What is expected:
Every line of the records that contains the string "this" counts once; give the total and nothing else.
_ _ _ _ _
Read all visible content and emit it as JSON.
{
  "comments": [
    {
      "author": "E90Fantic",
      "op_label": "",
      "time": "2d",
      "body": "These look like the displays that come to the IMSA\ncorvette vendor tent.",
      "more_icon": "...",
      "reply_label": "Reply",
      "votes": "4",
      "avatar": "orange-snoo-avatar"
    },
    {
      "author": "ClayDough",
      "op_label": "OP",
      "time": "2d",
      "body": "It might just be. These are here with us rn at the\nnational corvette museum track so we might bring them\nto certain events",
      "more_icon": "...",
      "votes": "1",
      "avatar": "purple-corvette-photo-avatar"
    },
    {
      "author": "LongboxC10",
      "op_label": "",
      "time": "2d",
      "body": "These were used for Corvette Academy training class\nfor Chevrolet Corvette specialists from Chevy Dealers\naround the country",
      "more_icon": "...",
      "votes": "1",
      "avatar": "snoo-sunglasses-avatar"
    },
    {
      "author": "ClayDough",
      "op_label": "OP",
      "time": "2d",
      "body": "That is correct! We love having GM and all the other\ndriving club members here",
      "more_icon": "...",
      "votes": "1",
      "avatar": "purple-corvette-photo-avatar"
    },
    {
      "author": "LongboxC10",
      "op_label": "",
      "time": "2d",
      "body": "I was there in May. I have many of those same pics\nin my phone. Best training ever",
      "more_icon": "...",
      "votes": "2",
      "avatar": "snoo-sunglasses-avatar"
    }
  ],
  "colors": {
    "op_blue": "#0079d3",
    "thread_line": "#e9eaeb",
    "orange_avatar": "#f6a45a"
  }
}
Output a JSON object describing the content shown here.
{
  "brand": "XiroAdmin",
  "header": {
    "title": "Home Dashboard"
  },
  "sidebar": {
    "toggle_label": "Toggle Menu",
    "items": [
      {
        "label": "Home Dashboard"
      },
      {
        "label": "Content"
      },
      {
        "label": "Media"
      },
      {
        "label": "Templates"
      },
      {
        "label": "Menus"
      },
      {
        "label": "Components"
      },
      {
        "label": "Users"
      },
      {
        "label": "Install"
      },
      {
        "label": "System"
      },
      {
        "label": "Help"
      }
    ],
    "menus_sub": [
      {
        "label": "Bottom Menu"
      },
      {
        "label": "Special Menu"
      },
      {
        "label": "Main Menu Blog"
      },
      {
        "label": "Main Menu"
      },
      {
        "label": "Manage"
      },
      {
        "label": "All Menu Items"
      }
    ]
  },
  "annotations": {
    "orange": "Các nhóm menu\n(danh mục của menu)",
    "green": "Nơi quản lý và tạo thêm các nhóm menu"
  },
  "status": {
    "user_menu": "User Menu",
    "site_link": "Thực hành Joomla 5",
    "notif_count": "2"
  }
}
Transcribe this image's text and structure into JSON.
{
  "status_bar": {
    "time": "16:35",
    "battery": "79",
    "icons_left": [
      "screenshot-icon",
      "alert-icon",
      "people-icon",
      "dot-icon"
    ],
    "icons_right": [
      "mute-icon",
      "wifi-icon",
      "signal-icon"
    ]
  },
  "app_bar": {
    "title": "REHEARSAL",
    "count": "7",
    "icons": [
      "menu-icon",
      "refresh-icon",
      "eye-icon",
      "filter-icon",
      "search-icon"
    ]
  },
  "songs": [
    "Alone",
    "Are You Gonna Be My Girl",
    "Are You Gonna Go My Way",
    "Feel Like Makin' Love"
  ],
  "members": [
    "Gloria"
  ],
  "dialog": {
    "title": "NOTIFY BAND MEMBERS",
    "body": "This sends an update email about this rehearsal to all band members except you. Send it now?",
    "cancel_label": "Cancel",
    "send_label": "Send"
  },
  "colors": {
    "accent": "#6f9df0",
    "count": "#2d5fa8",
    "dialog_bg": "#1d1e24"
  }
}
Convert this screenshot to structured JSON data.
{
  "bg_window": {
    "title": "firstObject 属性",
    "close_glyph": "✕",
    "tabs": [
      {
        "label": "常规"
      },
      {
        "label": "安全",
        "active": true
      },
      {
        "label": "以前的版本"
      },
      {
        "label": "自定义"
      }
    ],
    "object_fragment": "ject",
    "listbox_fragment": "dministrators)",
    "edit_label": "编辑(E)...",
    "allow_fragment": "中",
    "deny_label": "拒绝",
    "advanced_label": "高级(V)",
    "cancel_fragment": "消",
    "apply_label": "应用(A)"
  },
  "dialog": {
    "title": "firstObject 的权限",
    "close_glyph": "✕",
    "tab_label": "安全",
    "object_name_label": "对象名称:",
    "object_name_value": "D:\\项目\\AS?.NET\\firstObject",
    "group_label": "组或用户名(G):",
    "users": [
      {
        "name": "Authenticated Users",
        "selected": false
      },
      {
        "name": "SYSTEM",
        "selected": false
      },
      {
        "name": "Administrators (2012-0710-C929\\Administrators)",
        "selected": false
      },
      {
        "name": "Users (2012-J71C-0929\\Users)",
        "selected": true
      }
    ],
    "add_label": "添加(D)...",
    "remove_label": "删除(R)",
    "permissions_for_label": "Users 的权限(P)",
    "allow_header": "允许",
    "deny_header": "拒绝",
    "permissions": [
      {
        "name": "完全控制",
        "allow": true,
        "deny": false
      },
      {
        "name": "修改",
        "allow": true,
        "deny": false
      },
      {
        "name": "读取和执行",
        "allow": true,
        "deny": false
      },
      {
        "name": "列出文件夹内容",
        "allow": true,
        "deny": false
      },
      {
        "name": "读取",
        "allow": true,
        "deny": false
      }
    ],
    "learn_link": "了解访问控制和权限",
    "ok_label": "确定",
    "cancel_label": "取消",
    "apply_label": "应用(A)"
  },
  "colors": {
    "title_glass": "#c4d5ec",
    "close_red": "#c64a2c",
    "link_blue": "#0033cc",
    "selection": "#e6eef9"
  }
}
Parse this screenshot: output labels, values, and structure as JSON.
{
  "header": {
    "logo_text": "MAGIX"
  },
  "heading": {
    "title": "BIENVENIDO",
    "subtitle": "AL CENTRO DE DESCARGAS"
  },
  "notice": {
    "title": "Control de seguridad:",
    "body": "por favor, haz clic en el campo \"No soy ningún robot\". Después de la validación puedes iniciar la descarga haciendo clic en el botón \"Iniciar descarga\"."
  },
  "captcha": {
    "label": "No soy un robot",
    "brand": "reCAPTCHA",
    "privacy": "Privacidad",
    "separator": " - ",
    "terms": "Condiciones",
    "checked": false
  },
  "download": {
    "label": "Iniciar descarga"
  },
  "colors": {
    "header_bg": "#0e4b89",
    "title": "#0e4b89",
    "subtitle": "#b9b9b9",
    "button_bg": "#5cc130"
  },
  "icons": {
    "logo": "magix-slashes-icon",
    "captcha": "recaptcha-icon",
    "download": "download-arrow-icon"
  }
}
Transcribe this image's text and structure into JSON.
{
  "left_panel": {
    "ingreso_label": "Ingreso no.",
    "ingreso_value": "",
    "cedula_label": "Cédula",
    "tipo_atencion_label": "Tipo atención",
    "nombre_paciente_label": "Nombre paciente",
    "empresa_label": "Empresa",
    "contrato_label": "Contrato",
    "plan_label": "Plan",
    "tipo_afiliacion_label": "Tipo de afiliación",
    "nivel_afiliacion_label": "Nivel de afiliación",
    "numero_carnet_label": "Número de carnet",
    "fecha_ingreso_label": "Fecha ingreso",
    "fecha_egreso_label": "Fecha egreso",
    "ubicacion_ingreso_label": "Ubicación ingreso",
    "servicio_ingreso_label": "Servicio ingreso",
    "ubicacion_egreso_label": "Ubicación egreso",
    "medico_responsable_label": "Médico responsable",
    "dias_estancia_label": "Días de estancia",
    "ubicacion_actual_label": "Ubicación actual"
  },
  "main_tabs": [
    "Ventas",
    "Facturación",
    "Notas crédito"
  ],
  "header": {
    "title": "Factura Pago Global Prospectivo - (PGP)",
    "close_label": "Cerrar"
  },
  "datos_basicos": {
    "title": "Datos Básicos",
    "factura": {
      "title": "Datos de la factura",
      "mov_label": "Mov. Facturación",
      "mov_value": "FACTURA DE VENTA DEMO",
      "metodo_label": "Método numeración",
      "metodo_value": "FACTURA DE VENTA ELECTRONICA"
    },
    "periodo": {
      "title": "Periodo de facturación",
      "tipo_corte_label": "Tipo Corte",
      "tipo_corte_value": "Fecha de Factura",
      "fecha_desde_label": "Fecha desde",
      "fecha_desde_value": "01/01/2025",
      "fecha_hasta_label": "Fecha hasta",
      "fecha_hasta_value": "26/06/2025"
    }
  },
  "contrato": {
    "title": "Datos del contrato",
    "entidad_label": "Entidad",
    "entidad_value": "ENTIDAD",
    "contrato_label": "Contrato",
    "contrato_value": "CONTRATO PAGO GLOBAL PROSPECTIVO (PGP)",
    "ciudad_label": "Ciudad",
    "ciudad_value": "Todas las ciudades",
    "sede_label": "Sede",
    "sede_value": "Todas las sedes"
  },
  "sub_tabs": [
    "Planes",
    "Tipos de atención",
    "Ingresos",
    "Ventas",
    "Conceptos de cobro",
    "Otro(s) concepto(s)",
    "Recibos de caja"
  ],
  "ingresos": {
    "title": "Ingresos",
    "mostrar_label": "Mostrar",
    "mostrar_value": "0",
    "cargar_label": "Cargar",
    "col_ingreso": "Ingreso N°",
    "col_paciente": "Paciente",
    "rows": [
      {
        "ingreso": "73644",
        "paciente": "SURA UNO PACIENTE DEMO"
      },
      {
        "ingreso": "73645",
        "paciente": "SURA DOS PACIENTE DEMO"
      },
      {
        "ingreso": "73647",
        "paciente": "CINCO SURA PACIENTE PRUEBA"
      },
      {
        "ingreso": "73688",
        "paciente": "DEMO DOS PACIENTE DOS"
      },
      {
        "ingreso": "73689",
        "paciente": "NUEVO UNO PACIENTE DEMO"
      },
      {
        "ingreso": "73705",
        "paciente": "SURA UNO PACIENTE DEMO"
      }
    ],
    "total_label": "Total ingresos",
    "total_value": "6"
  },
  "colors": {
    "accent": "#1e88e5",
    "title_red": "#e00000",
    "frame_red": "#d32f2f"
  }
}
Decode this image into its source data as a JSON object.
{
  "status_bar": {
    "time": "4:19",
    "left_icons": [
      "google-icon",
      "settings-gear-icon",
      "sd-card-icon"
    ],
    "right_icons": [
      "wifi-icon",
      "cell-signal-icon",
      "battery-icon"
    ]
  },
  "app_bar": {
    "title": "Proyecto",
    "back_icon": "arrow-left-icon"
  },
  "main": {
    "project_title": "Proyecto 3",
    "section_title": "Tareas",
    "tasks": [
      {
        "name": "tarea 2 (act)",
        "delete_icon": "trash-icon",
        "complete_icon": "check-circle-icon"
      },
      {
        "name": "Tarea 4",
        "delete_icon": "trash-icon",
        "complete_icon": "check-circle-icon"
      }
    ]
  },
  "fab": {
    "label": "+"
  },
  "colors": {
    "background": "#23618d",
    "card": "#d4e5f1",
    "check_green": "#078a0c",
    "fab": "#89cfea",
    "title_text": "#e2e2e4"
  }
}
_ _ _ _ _
Result below:
6